App and web page records
....................
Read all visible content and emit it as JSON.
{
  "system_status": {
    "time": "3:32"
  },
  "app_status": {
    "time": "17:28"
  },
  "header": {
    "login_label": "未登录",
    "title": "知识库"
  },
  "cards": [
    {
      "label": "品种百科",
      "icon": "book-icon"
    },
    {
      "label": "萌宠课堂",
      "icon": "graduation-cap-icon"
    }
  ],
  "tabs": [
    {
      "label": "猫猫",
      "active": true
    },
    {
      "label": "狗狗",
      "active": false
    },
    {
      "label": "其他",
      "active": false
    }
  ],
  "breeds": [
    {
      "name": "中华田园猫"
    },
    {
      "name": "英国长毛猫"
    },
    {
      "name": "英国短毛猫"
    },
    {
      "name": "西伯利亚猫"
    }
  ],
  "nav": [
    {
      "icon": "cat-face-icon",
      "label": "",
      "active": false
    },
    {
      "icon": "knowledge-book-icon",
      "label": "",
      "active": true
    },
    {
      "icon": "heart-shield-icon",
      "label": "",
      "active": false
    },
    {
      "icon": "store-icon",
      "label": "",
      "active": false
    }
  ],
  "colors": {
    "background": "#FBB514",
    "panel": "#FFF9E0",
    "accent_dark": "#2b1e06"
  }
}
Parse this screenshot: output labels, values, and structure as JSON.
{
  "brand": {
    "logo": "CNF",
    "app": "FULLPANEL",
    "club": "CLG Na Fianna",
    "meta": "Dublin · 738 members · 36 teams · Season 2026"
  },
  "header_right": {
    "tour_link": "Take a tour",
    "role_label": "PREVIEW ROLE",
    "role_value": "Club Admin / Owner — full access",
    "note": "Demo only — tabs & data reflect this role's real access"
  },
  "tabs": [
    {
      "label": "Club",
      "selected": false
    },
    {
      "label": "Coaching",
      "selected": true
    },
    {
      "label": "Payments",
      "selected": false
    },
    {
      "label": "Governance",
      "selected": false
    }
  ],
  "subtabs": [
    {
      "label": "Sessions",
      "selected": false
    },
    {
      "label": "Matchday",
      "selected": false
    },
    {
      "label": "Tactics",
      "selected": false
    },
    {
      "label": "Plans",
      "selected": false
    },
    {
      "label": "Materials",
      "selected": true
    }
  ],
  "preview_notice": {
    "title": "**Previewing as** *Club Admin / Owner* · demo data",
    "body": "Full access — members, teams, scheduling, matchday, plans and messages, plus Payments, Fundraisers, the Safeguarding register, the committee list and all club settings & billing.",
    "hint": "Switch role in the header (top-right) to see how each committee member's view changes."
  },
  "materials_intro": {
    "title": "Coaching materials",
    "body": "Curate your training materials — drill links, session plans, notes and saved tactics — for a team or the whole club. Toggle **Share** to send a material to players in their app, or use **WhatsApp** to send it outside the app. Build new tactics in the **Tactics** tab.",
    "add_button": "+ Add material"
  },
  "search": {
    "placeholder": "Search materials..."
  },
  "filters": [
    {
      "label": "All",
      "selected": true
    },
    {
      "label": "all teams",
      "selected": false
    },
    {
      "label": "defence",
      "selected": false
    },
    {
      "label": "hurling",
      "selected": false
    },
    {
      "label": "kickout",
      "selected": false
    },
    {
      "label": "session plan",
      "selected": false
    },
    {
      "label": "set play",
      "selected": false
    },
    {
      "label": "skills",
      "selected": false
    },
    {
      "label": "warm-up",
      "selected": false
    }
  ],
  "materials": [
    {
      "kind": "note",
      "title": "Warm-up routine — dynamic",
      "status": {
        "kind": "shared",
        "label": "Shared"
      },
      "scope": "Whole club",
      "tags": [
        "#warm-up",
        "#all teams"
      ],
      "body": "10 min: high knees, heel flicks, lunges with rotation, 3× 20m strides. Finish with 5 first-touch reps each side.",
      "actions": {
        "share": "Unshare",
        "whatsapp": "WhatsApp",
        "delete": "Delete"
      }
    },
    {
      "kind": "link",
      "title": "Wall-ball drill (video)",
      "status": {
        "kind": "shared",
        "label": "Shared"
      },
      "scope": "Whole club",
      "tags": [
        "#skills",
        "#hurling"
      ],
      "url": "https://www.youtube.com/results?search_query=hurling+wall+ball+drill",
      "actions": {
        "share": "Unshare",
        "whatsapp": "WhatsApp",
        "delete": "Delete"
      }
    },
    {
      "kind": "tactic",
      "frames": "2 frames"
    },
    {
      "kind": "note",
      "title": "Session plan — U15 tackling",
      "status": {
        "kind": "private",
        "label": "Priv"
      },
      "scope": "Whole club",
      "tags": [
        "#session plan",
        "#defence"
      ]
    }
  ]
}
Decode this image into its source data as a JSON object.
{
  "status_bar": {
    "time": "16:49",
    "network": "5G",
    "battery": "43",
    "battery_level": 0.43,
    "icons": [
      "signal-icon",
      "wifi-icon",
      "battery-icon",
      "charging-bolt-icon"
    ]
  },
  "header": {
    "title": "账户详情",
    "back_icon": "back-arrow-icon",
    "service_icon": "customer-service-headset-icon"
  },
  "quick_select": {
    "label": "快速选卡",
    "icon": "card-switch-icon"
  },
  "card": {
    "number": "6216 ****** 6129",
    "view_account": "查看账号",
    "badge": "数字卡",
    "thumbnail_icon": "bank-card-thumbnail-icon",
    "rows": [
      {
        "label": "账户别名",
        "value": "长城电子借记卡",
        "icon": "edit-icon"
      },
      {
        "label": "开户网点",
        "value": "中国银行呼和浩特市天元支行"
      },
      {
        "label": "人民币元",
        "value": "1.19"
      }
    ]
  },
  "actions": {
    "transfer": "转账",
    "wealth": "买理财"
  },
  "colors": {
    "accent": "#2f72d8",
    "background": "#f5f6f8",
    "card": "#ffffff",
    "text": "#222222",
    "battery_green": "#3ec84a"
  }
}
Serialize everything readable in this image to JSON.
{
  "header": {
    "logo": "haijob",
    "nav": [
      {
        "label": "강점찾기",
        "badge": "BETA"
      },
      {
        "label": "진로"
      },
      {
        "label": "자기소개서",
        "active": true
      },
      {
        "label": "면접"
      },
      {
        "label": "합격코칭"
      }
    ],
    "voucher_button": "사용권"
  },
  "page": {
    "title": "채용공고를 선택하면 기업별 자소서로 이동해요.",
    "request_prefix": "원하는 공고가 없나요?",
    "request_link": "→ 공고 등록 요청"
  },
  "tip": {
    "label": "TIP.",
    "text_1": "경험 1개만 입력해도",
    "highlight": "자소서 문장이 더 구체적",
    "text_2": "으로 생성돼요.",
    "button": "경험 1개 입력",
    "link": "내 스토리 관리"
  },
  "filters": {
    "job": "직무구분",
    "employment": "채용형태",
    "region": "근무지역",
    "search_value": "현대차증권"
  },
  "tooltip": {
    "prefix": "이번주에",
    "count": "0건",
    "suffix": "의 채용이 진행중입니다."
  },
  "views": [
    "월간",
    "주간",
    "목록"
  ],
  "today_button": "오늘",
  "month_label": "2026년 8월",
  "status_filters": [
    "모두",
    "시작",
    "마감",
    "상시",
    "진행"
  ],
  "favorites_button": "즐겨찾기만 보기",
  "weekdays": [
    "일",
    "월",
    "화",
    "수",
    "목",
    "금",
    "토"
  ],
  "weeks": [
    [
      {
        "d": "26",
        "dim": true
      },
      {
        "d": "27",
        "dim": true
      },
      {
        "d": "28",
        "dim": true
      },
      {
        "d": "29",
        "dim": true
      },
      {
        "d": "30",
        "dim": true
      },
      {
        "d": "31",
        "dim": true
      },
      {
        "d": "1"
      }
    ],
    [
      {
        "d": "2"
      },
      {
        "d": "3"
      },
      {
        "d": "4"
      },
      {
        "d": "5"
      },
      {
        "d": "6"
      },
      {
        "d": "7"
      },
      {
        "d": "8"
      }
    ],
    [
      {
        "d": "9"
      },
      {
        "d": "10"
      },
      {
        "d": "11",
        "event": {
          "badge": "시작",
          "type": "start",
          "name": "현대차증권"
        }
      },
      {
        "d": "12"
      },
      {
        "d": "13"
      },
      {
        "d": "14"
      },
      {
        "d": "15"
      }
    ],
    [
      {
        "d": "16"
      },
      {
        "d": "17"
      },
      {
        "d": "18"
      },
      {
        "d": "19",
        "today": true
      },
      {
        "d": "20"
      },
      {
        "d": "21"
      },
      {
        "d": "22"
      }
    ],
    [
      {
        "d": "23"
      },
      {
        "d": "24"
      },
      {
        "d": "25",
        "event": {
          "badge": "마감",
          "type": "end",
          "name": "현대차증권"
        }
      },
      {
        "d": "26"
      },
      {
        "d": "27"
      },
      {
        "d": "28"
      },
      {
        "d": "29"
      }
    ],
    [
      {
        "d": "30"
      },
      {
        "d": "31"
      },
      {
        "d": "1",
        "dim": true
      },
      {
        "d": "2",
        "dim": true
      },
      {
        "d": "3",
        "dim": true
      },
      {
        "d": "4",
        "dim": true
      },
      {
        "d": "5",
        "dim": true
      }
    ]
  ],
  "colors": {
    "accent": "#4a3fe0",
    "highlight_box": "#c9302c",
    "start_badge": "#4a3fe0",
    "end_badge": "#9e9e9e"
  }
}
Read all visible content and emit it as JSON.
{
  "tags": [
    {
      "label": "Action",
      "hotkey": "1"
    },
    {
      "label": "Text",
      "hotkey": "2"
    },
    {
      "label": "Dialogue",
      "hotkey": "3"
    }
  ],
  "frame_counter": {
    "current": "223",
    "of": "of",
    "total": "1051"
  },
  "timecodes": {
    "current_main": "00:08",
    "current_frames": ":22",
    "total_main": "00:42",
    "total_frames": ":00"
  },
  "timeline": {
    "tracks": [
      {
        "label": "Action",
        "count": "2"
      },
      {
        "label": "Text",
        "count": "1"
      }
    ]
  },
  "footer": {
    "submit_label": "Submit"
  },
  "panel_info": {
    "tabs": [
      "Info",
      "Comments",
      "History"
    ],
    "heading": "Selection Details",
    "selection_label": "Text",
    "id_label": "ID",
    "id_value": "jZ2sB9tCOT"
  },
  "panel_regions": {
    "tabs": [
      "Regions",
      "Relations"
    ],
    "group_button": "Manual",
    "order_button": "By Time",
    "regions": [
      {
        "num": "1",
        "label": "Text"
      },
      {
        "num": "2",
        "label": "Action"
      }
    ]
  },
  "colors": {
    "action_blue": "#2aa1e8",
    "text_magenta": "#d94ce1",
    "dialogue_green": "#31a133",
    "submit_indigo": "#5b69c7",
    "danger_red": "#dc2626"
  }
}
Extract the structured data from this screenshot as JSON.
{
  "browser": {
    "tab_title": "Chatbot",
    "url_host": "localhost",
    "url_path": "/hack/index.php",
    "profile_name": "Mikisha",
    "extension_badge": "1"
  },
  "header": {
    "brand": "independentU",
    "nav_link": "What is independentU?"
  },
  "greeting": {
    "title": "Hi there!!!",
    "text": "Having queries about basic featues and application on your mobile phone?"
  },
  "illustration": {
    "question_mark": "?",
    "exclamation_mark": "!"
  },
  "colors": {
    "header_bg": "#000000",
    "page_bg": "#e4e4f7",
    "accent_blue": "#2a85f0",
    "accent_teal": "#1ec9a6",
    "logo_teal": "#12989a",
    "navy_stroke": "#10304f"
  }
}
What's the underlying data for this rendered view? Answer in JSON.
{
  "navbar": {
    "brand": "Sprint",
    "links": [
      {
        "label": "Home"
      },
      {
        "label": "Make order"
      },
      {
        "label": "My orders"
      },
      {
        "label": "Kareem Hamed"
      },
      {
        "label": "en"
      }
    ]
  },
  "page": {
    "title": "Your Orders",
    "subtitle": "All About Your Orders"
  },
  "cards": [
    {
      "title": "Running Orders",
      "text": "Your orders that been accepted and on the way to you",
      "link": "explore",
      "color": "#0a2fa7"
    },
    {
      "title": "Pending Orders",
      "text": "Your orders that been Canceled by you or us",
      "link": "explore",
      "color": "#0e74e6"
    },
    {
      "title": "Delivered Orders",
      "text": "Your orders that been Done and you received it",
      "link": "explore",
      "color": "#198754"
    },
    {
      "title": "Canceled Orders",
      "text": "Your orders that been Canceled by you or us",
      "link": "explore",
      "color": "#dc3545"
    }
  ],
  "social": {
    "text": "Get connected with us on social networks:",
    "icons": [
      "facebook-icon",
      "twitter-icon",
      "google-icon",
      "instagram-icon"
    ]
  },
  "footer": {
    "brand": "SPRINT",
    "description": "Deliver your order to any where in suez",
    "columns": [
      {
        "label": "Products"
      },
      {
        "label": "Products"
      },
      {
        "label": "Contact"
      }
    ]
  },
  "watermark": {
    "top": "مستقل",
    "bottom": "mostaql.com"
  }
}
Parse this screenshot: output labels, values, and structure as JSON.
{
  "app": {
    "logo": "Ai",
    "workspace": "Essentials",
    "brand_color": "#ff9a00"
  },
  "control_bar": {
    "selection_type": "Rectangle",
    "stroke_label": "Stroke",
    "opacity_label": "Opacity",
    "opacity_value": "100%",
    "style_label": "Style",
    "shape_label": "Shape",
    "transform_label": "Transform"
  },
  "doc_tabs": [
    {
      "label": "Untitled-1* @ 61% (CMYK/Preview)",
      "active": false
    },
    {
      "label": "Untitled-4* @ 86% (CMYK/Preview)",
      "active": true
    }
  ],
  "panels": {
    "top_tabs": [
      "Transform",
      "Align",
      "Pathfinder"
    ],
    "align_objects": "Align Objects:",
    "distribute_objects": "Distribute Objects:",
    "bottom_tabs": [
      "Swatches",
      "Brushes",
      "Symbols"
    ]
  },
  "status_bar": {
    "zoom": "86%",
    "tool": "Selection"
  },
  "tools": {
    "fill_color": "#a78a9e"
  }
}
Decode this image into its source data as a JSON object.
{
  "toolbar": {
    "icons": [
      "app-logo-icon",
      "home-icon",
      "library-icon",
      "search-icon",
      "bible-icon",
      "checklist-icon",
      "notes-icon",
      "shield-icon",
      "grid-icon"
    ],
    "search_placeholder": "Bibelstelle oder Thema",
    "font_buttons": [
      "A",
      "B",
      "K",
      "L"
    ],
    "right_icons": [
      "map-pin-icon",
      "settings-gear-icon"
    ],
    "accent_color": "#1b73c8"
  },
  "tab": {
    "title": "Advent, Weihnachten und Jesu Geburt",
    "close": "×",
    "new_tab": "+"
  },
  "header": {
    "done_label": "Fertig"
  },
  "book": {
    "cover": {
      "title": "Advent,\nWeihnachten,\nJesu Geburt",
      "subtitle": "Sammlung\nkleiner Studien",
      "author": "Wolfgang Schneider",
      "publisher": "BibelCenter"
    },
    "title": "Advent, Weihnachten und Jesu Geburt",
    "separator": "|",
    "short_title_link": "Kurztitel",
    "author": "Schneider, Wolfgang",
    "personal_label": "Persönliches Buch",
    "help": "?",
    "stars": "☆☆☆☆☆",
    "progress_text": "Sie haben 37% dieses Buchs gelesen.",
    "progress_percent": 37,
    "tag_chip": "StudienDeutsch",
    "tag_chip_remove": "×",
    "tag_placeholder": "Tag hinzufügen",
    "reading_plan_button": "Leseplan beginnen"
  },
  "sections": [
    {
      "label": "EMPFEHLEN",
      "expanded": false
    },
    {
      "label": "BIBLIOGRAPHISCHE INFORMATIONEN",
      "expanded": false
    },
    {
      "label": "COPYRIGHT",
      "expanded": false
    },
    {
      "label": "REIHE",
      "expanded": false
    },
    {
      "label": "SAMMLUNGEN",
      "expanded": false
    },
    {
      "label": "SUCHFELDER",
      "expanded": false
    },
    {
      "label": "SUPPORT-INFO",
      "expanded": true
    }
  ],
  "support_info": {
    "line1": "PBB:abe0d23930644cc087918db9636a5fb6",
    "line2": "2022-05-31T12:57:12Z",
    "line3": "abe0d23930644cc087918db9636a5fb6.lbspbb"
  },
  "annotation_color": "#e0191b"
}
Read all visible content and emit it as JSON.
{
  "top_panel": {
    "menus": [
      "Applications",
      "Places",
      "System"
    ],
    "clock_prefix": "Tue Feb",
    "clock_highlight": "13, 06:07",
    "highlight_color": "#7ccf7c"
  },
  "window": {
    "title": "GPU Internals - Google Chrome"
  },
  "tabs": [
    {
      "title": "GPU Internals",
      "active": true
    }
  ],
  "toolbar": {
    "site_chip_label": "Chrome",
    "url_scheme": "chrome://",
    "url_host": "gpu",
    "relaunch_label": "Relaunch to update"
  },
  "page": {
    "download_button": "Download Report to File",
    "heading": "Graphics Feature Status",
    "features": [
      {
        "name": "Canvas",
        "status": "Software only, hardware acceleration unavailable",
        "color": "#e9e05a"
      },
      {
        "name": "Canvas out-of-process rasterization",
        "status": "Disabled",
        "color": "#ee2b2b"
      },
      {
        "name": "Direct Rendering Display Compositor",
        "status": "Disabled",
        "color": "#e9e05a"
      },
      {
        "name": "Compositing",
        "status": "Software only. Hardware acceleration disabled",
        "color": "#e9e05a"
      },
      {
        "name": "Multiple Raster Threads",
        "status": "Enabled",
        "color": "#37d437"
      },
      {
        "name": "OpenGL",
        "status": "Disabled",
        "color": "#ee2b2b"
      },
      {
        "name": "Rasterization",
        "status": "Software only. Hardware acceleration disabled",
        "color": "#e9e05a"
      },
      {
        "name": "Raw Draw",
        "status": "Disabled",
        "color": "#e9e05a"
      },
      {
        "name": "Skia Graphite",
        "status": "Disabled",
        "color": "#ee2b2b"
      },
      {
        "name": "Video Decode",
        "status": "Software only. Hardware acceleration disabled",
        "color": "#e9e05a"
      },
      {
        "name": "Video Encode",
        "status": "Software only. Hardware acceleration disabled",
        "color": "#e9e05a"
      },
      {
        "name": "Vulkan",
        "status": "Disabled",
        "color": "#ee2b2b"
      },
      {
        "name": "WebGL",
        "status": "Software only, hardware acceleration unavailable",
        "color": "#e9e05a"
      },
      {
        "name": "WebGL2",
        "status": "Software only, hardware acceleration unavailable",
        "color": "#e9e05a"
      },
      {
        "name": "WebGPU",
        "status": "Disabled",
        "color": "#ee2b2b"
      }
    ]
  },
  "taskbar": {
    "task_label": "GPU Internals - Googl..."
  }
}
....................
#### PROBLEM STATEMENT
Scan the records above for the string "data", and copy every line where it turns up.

#### YOUR RESPONSE
    "note": "Demo only — tabs & data reflect this role's real access"
    "title": "**Previewing as** *Club Admin / Owner* · demo data",
Decode this image into its source data as a JSON object.
Extract the structured data from this screenshot as JSON.
What's the underlying data for this rendered view? Answer in JSON.
Decode this image into its source data as a JSON object.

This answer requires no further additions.